Welcome to Going Bionic, #191. For those of you who celebrate Christmas, I hope you’re having a wonderful Christmas Eve, and I hope you score a sleigh filled of presents under your tree tomorrow morning. Of course, I’d like to wish everyone else my warmest Season’s Greetings. Happy Hanukkah, Happy Kwanza, Feliz Navidad, and Happy Holidays to all!
Today we’re going to look back at your bionic 2013, and help you prepare for the New Year. Thus, without further ado, here are five things you can (and should), before the year ends.
Celebrate Your Wins And Examine Your Losses
By celebrating your wins, I mean finishing a screenplay, editing a film, landing a notable attachment, getting a piece of financing, or even shedding yourself of a bad situation. You need to allow yourself to enjoy your progress, and not get tied up in downplaying it if your end goal isn’t reached yet. Trust me, your career is a marathon, not a sprint, and just like marathons, it’s how you finish that counts; not how you start.
As for examining your losses, it’s good to examine your tactics and financial choices that didn’t work. Look to see if you can identify a pattern that emerges from how your choices were made during your flops, versus what you did differently during situations you deemed to be successful during 2013. If you look closely, you will find a trend in both your successes and failures, and more importantly, you’ll know what to avoid.
Don’t Be Afraid To Fail
It truly amazes me how many filmmakers arrest their own career progression because they’re afraid to fail. Whether it’s hesitating to contact the representation for some A list actor you want, calling that agent or producer that could change your tax bracket overnight, or having coffee with your mega-rich family friend, who just may finance your first film, many filmmakers are hesitant to dive into the deep end of their career pool to see what happens.
The funny this is, failing is the single most important element of success. Without failing, you won’t know how to succeed, or how to handle your success. Thus, instead of running away from situations where you could fail, you should run toward them and embrace the opportunity you’ve been given. Remember, it’s always better to have tried and failed, rather than to have never tried. This is because failing gives you an opportunity to correct your mistakes in the future, while there is no future in never having tried to do something great.
Give Yourself Quarterly Goals For 2014
Make your goals hard to reach, because if you make them low hanging fruit, you will be doing yourself a disservice. Set out quarterly benchmarks of where you want to be every three months during 2014, and then push yourself mightily to reach them. Should you not reach your quarterly or annual goals in 2014, don’t fear, because if you push yourself daily, you will be a lot closer to your goals than you will be away from them.
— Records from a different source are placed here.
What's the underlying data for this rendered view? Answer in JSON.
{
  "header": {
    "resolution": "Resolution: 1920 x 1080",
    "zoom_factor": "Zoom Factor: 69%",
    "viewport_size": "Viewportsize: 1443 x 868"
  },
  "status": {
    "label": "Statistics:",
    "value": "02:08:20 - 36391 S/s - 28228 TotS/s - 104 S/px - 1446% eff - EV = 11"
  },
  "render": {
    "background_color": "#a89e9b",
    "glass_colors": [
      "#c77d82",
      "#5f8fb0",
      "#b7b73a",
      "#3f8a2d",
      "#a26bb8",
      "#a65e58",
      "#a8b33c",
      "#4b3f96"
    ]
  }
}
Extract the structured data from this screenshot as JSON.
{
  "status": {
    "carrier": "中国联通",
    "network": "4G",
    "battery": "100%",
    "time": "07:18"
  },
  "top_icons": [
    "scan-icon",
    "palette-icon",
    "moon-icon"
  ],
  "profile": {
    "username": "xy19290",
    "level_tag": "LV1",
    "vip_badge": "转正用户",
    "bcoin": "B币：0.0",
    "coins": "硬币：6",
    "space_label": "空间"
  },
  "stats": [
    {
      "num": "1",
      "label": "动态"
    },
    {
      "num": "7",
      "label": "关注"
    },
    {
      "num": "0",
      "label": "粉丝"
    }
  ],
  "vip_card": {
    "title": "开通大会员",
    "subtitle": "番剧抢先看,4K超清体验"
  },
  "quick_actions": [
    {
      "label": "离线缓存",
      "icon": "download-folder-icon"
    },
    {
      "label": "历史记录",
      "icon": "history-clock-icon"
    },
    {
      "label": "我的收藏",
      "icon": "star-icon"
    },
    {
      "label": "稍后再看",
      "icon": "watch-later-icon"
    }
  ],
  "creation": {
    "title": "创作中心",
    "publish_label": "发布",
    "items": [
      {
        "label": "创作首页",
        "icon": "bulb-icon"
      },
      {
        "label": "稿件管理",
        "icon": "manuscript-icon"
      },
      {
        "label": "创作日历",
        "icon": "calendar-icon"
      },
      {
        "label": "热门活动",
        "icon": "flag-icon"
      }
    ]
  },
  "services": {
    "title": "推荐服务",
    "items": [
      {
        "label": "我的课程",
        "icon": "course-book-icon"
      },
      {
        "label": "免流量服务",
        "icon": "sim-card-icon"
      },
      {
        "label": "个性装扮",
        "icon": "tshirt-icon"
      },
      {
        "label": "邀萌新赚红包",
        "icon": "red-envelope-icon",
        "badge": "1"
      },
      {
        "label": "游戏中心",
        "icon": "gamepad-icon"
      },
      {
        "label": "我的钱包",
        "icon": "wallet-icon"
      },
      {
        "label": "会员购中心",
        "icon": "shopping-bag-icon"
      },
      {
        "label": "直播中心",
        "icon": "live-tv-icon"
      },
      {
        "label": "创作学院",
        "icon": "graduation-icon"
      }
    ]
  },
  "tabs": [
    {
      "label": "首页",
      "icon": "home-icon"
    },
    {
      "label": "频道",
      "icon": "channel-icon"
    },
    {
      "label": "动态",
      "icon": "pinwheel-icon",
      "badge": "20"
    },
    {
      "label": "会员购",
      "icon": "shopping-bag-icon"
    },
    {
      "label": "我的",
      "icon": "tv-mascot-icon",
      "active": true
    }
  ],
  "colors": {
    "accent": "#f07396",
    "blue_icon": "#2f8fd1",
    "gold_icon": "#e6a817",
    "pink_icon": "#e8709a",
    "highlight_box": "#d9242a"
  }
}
Make Yourself Do Monthly Assessments In 2014
As you push yourself toward your quarterly goals in 2014, make sure you give yourself monthly assessments. Assess your commitment to your goal, including the time you spent, and the effort you gave. Of course, nobody can be giving 110% for all 365 days of 2014, but as long as you keep your eyes on the prize, you will keep moving forward.
Use Your Birthday As A Benchmark For Your 2014 Goals
For those of you with January birthdays like me, you’d better get on your goals ASAP! In all seriousness, it’s always good to use your birthday as a deadline of when you should get something accomplished. To keep things interesting, make your birthday goal the hardest one to reach. If you nail it by your birthday, you’ll give yourself one hell of a birthday gift.
Remember, giving yourself birthday deadlines, quarterly goals and monthly assessments are merely tactics to keep you on track toward your 2014 goals. What they are not are tests to judge your abilities or acumen in the film industry. So, while you should push yourself toward getting what you truly want, you should never punish yourself for not obtaining your goals.
Okay, filmmakers. That’s what I have for you on Christmas Eve. Now I got to go convince my two-year old twin daughters Zoe and Lena to go to sleep, so Santa Claus can plop down the chimney and bring them a mountain of gifts. Of course, getting two-year olds to sleep on Christmas Eve may prove to be more difficult than obtaining motion picture financing for an independent feature film with no sellable stars, but hey, I have to try, right? As always, I thank you once again for lending me your eyes, and I would be honored to borrow them next Tuesday on New Year’s Eve. Until then, I hope you have a wonderful week, filled with good times and lasting memories.
I can be followed on Twitter @Lonelyseal.